The High Court in Canberra has thrown out a challenge to the Australian government’s offshore detention on Nauru, which could have deemed our entire offshore detention regime invalid.

Lawyers for a Bangladeshi woman intercepted on board a boat heading for Australia in October 2013 and taken to Christmas Island and later Nauru have been arguing for nine months that it is illegal for the government to operate and pay for offshore detention in a third country.
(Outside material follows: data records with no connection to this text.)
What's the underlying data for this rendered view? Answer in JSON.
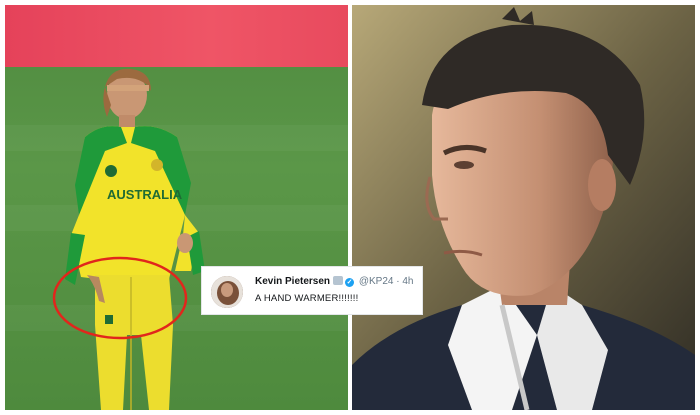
{
  "jersey_text": "AUSTRALIA",
  "tweet": {
    "name": "Kevin Pietersen",
    "emoji_icon": "raised-hands-icon",
    "verified_icon": "verified-badge-icon",
    "handle": "@KP24",
    "separator": "·",
    "time": "4h",
    "text": "A HAND WARMER!!!!!!!"
  },
  "colors": {
    "circle_annotation": "#e1261c",
    "kit_yellow": "#f2e32a",
    "kit_green": "#1f9a3a",
    "twitter_blue": "#1da1f2"
  }
}
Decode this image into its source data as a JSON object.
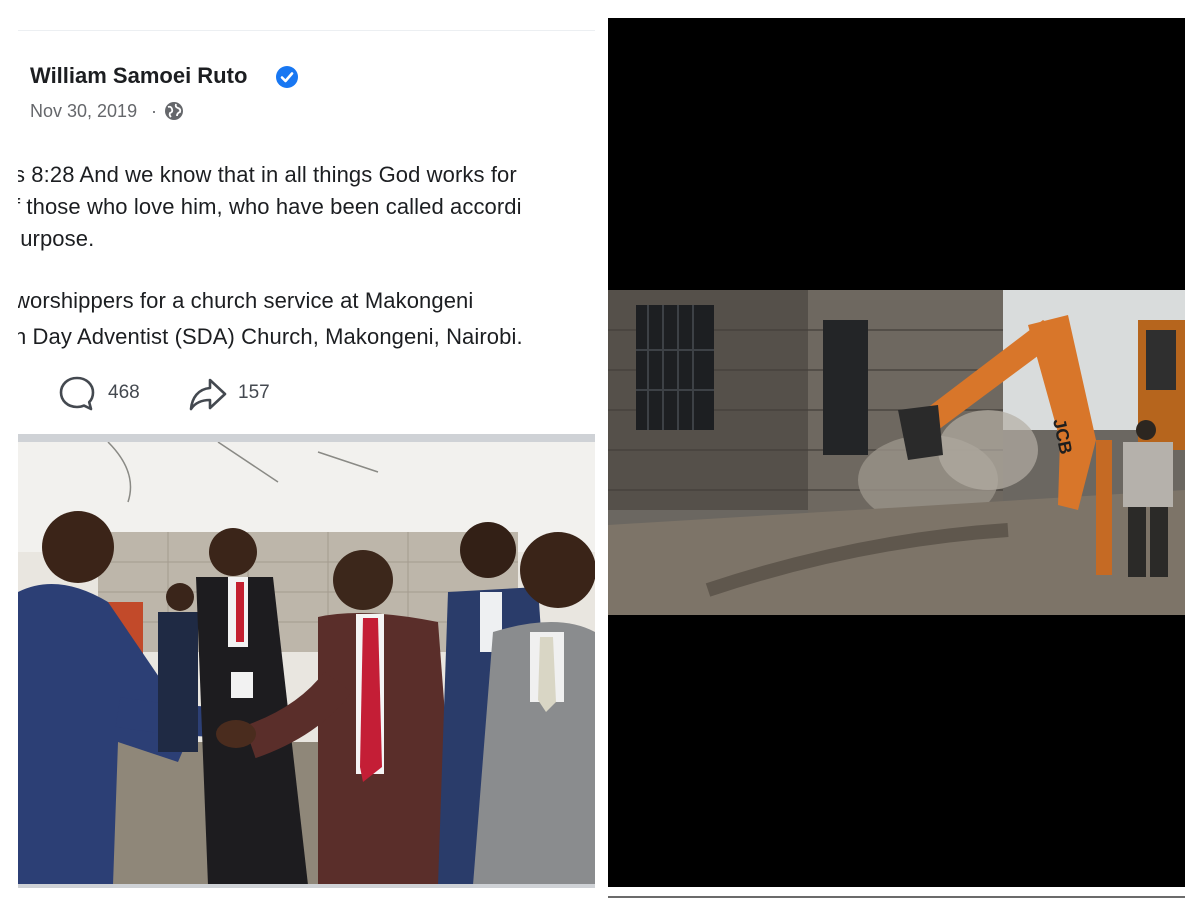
{
  "post": {
    "author": "William Samoei Ruto",
    "verified": true,
    "date": "Nov 30, 2019",
    "date_separator": "·",
    "audience_icon": "globe-icon",
    "body_lines": [
      "s 8:28 And we know that in all things God works for",
      "f those who love him, who have been called accordi",
      "ıurpose.",
      "worshippers for a church service at Makongeni",
      "h Day Adventist (SDA) Church, Makongeni, Nairobi."
    ],
    "comments": "468",
    "shares": "157",
    "photo_alt": ""
  },
  "video": {
    "frame_alt": "",
    "machine_brand": "JCB"
  },
  "colors": {
    "verified_blue": "#1877f2",
    "text_primary": "#1c1e21",
    "text_secondary": "#65676b",
    "excavator_orange": "#d8762a"
  }
}
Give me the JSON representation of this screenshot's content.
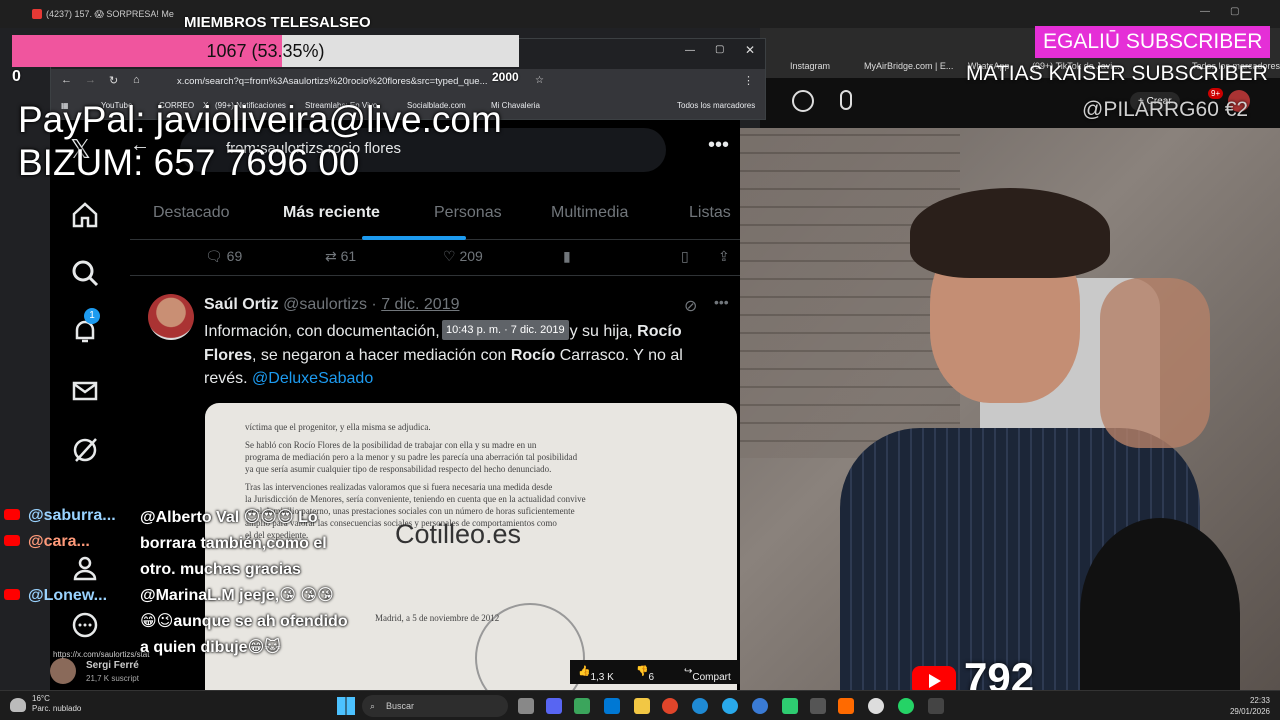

She was brought to Australia while pregnant for medical treatment in August 2014 suffering serious health complications, and later gave birth to her daughter in Brisbane.

This legal action, filed by lawyers from the Human Rights Law Centre, was a bid to prevent her from being deported back to Nauru.

However, today the full bench ruled 6–1 held that section 198AHA of the Migration Act 1958 authorised that the Government’s actions were legal.

“The High Court held, by majority, that the plaintiff was not entitled to the declaration sought,”
the judgement said. “The conduct of the Commonwealth in signing the second MOU with Nauru was authorised by s 61 of the Constitution.”


The High Court also ruled that the plaintiff should pay the costs of the government.

She is now facing deportation with her one-year-old child.

This ruling means that hundreds of asylum seekers who were brought to Australia for medical treatment – plus 37 babies born in Australia – will likely be sent back to Nauru within 72 hours.

Photo: Digital Global / ScapeWare3d / Getty.